[Task goal]: Each entry below is to be written out exactly, and the pictures are to be left out.

----- Provided records -----

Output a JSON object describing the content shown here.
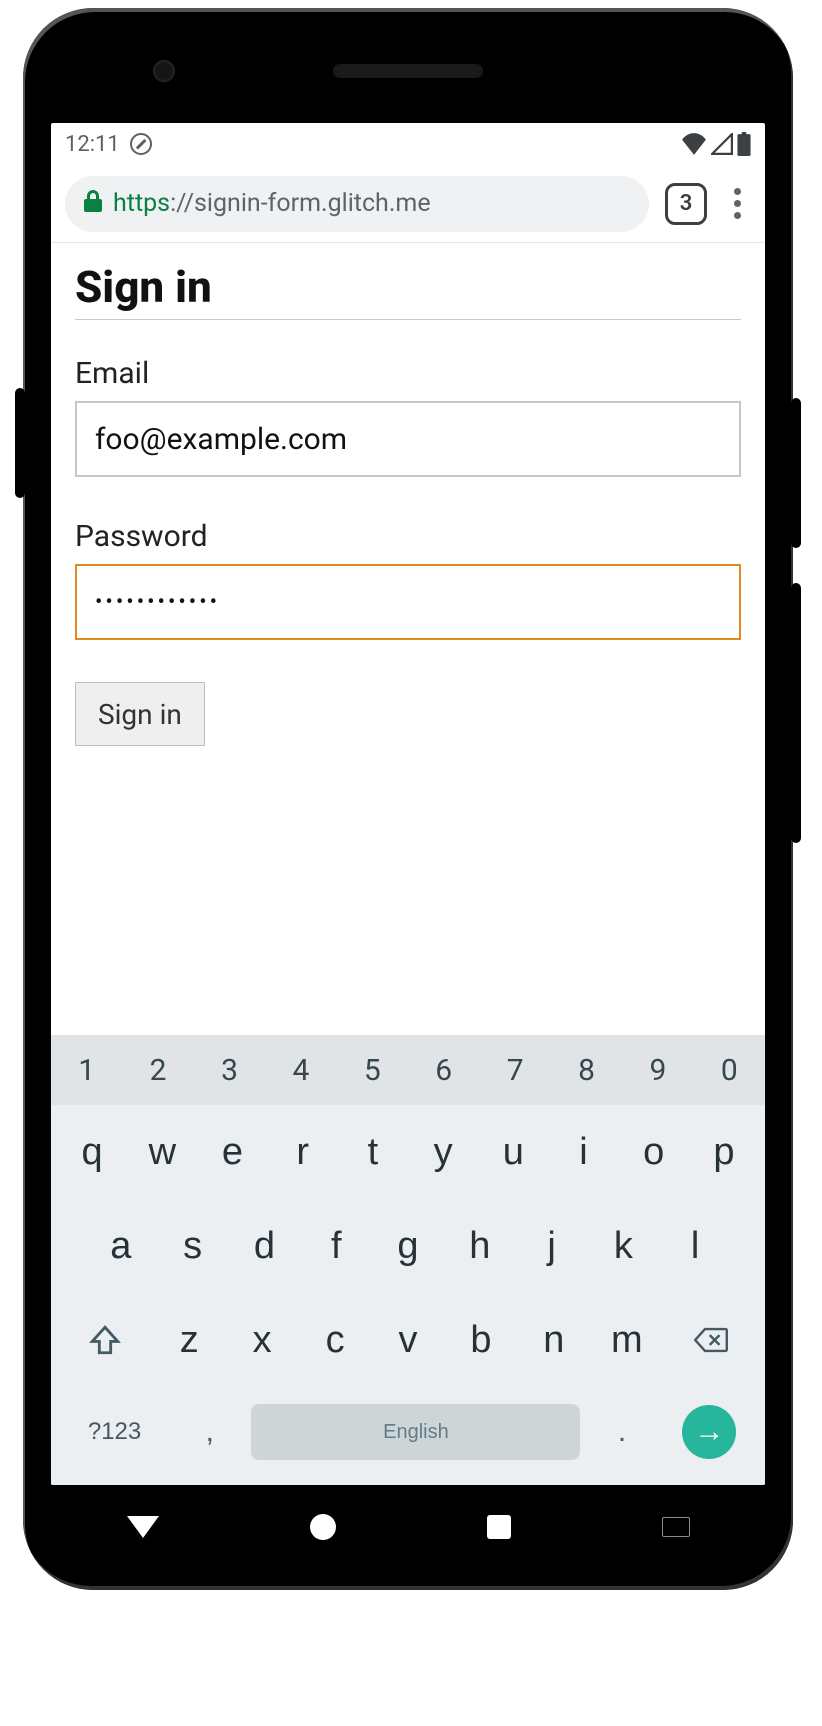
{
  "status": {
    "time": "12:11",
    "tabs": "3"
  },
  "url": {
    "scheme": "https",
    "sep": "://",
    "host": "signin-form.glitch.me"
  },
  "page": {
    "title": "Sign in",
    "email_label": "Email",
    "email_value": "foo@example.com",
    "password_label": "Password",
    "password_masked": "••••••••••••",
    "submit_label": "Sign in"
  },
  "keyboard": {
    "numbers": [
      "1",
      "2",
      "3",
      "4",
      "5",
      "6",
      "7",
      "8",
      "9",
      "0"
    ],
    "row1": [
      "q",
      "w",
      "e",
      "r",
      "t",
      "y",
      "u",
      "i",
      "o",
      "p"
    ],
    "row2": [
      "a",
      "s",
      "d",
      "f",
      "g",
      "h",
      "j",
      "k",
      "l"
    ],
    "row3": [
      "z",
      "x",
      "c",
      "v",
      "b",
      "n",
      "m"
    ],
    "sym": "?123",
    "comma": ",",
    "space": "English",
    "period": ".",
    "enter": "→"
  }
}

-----

[Solution]:
Output a JSON object describing the content shown here.
{
  "status": {
    "time": "12:11",
    "tabs": "3"
  },
  "url": {
    "scheme": "https",
    "sep": "://",
    "host": "signin-form.glitch.me"
  },
  "page": {
    "title": "Sign in",
    "email_label": "Email",
    "email_value": "foo@example.com",
    "password_label": "Password",
    "password_masked": "••••••••••••",
    "submit_label": "Sign in"
  },
  "keyboard": {
    "numbers": [
      "1",
      "2",
      "3",
      "4",
      "5",
      "6",
      "7",
      "8",
      "9",
      "0"
    ],
    "row1": [
      "q",
      "w",
      "e",
      "r",
      "t",
      "y",
      "u",
      "i",
      "o",
      "p"
    ],
    "row2": [
      "a",
      "s",
      "d",
      "f",
      "g",
      "h",
      "j",
      "k",
      "l"
    ],
    "row3": [
      "z",
      "x",
      "c",
      "v",
      "b",
      "n",
      "m"
    ],
    "sym": "?123",
    "comma": ",",
    "space": "English",
    "period": ".",
    "enter": "→"
  }
}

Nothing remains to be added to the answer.